“Within the Woods” (1978) and related work:
- Remake: The Evil Dead (1981)
- Sequel: Evil Dead II (1987)
- Sequel: Army of Darkness (1992)
- Sequel: Ash vs Evil Dead (2015)
“Within the Woods” (1978) IMDb
Two couples. Secluded cabin. Ancient Indian burial ground.
Pilot for a franchise of cliché-heavy horror that gradually picks up comedy and heroic action elements as the budget grows. Here, with a budget near zero, it’s quite serious. It took three days to make and served mainly to secure funding for the remake.
Five people. Secluded cabin. The Necronomicon. A chainsaw. Rape by trees.
More money. Still pretty serious. Some black humour. Emblems include Bruce Campbell (cast as Bruce in the pilot, where he’s the first to go, here called Ash), zombies insisting on company (“Join us!”) and director Raimi’s “evil force” camera racing along with ominous sound effects.
It’s almost a remake of the remake.
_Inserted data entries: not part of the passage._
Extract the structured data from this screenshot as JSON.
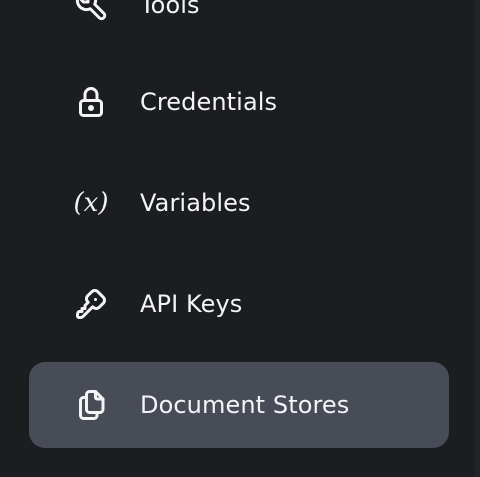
{
  "sidebar": {
    "items": [
      {
        "label": "Tools",
        "icon": "tool-icon",
        "active": false
      },
      {
        "label": "Credentials",
        "icon": "lock-icon",
        "active": false
      },
      {
        "label": "Variables",
        "icon": "variable-icon",
        "icon_text": "(x)",
        "active": false
      },
      {
        "label": "API Keys",
        "icon": "key-icon",
        "active": false
      },
      {
        "label": "Document Stores",
        "icon": "files-icon",
        "active": true
      }
    ]
  },
  "colors": {
    "background": "#1c1d21",
    "active_item": "#474c57",
    "text": "#f3f4f6"
  }
}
The first few minutes describe an alternate progression and ending of The Evil Dead (1981), and then some new people arrive to the cabin, on the next day in a “continuing” story.
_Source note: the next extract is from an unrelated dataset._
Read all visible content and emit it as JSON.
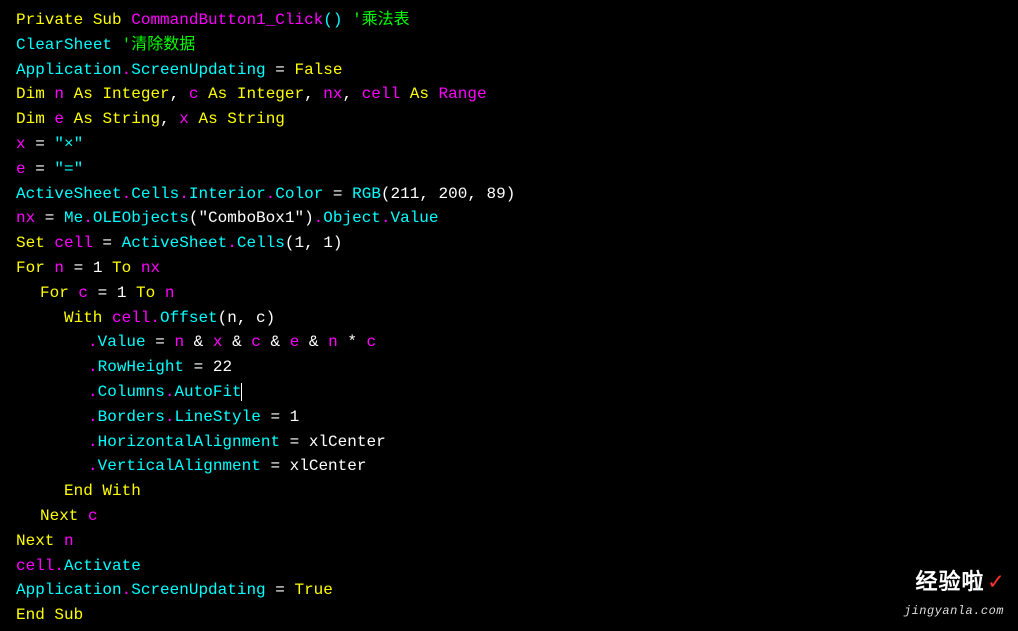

Comedy horror bordering on slapstick, a bit like “The Beast with Five Fingers” (1919).
Ash travels through time to the middle ages, where he accidentally spawns and fights a legion of the undead with chainsaw, car and shotgun.
The sequel to the remake of the remake. An action comedy. Ash has completed his transformation from ordinary guy to comically invincible chauvinist. Lots of cool one-liners but no horror. Check out the ending where he takes a drop too many, if you can find it; there are at least three versions.
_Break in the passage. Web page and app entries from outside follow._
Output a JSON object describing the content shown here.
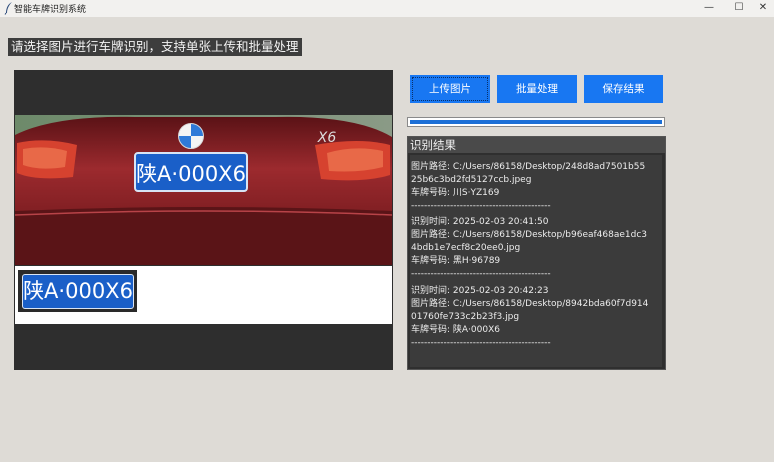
{
  "window": {
    "title": "智能车牌识别系统",
    "minimize_glyph": "—",
    "maximize_glyph": "☐",
    "close_glyph": "✕"
  },
  "instruction": "请选择图片进行车牌识别，支持单张上传和批量处理",
  "car_photo": {
    "plate_text": "陕A·000X6",
    "badge_text": "X6"
  },
  "crop": {
    "plate_text": "陕A·000X6"
  },
  "buttons": {
    "upload": "上传图片",
    "batch": "批量处理",
    "save": "保存结果"
  },
  "progress": {
    "value": 1.0
  },
  "results": {
    "title": "识别结果",
    "lines": [
      "图片路径: C:/Users/86158/Desktop/248d8ad7501b55",
      "25b6c3bd2fd5127ccb.jpeg",
      "车牌号码: 川S·YZ169",
      "-------------------------------------------",
      "识别时间: 2025-02-03 20:41:50",
      "图片路径: C:/Users/86158/Desktop/b96eaf468ae1dc3",
      "4bdb1e7ecf8c20ee0.jpg",
      "车牌号码: 黑H·96789",
      "-------------------------------------------",
      "识别时间: 2025-02-03 20:42:23",
      "图片路径: C:/Users/86158/Desktop/8942bda60f7d914",
      "01760fe733c2b23f3.jpg",
      "车牌号码: 陕A·000X6",
      "-------------------------------------------"
    ]
  },
  "colors": {
    "accent": "#1877f2",
    "panel": "#2e2e2e",
    "background": "#dedbd6"
  }
}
References here: Ash vs Evil Dead (2015).
Seen in 2019.
This review refers to the first season only.
Having lain low for 30 years, Ash accidentally attracts new Deadites by reading the Necronomicon on weed. He just wants to get to Jacksonville.
Camp demonic horror in the style of Army of Darkness (1992). A good showcase for Bruce Campbell’s star quality. Alas, the US TV serial format apparently requires a procedural-style plotline, far removed from the high-concept butt-kicking of Army and worlds away from ever scaring a seasoned viewer. There’s more backstory about the book but most of the supernatural worldbuilding is still folkloric and what it calls “evil” is just short-term asshole behaviour without an agenda. The Deadites are effectively medieval Christian demons with unexplored, internally contradictory ontological powers: Boring clichés in nominally creepy makeup. In one cut they’re superhumanly strong, in the next they can be squashed like overripe fruit. Being thus poorly planned, the fights are also poorly executed, reliant on fast cuts and cheap tricks. There is no sense of escalation or a larger threat. The raw edge of the originals is gone.
The opening episode is good as far as weirdly formulaic US supernatural adventure TV goes, but I’m too bad at shutting my brain down to keep following it. If you want to bail out before it turns really sour, stop before episode 5, where Ash’s young sidekicks give him a prosthetic hand built out of a Nintendo Power Glove—or something like it—so Campbell can use his real hand more freely on set, thus saving production money and undercutting the idea that Ash has had to make sacrifices.